[Dataset rows for apps and sites]
▼

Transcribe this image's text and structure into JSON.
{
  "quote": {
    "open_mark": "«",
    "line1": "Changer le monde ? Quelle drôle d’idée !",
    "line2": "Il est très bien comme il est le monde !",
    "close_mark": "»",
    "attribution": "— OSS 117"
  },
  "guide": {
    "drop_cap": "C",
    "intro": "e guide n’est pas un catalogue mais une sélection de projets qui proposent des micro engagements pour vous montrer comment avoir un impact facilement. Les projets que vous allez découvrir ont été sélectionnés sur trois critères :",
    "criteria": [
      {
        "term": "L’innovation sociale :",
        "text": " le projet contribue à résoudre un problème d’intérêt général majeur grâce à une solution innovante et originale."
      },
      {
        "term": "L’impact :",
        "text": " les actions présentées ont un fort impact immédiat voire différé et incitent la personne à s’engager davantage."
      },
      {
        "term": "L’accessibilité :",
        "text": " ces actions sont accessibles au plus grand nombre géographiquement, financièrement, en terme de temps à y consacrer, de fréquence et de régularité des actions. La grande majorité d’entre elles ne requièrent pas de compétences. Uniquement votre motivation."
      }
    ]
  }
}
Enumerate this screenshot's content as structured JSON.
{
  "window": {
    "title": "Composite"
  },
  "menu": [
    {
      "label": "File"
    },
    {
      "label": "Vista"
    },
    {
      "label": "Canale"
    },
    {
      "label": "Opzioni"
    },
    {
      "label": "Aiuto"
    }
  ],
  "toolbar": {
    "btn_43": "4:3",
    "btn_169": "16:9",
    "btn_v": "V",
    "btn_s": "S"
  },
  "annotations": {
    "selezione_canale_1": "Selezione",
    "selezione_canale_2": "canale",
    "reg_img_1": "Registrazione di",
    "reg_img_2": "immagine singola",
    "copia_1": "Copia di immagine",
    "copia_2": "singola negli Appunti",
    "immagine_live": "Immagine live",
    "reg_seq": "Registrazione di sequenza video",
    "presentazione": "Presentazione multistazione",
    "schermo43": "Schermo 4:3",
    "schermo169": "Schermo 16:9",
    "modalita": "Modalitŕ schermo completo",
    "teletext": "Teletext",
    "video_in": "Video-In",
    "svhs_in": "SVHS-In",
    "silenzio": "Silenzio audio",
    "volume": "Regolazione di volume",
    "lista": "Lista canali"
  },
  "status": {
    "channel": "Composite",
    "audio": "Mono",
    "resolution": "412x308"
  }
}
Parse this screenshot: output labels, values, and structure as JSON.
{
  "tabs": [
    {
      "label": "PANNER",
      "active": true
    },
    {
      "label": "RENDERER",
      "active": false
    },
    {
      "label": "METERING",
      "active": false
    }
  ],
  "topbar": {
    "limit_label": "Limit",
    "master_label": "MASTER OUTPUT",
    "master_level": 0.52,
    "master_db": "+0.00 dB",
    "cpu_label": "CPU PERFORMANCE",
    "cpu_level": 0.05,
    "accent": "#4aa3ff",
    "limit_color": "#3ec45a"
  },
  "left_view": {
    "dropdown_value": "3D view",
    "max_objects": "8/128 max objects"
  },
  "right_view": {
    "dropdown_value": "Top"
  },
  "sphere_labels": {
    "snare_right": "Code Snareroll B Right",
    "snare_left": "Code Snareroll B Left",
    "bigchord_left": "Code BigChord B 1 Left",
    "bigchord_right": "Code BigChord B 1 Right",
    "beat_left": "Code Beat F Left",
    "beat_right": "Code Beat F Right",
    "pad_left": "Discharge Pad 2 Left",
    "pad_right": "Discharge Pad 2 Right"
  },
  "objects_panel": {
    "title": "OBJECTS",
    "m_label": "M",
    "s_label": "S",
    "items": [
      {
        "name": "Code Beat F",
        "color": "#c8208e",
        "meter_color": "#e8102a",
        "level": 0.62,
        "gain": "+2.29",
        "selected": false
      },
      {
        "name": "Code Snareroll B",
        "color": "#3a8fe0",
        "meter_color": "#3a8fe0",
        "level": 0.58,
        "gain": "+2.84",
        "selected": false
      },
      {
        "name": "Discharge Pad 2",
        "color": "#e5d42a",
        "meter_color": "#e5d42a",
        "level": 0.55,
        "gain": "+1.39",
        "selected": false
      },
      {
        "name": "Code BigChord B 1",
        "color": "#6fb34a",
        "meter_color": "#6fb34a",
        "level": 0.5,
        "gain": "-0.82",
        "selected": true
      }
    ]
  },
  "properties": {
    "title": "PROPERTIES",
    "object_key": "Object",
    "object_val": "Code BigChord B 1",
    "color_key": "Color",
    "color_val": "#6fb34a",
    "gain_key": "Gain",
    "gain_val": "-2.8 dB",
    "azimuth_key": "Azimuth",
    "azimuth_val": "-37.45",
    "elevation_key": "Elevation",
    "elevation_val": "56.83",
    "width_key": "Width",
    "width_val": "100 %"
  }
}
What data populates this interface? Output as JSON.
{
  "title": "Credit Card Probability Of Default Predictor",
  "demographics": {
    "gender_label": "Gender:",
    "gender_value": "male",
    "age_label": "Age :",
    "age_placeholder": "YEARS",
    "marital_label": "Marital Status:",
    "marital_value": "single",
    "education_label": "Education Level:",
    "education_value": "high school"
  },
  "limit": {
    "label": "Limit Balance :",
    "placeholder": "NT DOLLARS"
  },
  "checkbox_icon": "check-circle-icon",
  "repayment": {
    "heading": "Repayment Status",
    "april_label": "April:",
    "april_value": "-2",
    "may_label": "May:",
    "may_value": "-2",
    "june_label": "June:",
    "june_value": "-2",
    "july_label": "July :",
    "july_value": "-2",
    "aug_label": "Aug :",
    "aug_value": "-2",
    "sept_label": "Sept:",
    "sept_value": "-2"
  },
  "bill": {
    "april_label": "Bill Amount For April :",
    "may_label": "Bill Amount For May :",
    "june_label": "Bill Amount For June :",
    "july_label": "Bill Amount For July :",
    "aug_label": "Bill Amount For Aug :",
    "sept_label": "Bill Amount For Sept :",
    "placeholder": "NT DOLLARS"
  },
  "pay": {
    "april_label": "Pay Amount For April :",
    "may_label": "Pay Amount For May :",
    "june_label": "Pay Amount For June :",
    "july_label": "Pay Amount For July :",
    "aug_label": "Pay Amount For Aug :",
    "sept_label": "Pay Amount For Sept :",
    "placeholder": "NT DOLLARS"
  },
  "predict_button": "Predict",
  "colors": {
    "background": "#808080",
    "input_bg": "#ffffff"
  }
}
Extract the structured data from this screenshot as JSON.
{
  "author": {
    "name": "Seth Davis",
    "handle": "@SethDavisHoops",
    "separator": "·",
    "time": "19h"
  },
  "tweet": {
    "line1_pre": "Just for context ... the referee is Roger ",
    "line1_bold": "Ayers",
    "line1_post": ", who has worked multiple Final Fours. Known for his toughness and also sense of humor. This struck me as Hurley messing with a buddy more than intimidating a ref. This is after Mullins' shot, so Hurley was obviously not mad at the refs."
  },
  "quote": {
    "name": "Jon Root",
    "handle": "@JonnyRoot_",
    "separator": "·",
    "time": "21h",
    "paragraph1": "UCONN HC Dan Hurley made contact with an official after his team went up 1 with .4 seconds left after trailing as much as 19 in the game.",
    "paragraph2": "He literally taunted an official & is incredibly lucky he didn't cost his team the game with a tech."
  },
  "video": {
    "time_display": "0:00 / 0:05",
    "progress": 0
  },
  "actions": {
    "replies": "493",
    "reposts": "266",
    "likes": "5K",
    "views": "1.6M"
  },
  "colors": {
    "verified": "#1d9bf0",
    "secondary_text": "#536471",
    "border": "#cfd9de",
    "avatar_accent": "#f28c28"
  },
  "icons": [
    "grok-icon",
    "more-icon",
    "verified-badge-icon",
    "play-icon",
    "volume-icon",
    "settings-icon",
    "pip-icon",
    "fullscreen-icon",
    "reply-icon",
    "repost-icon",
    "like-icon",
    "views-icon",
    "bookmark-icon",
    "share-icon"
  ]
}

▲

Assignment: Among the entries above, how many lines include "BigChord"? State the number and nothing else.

Answer to the exercise: 4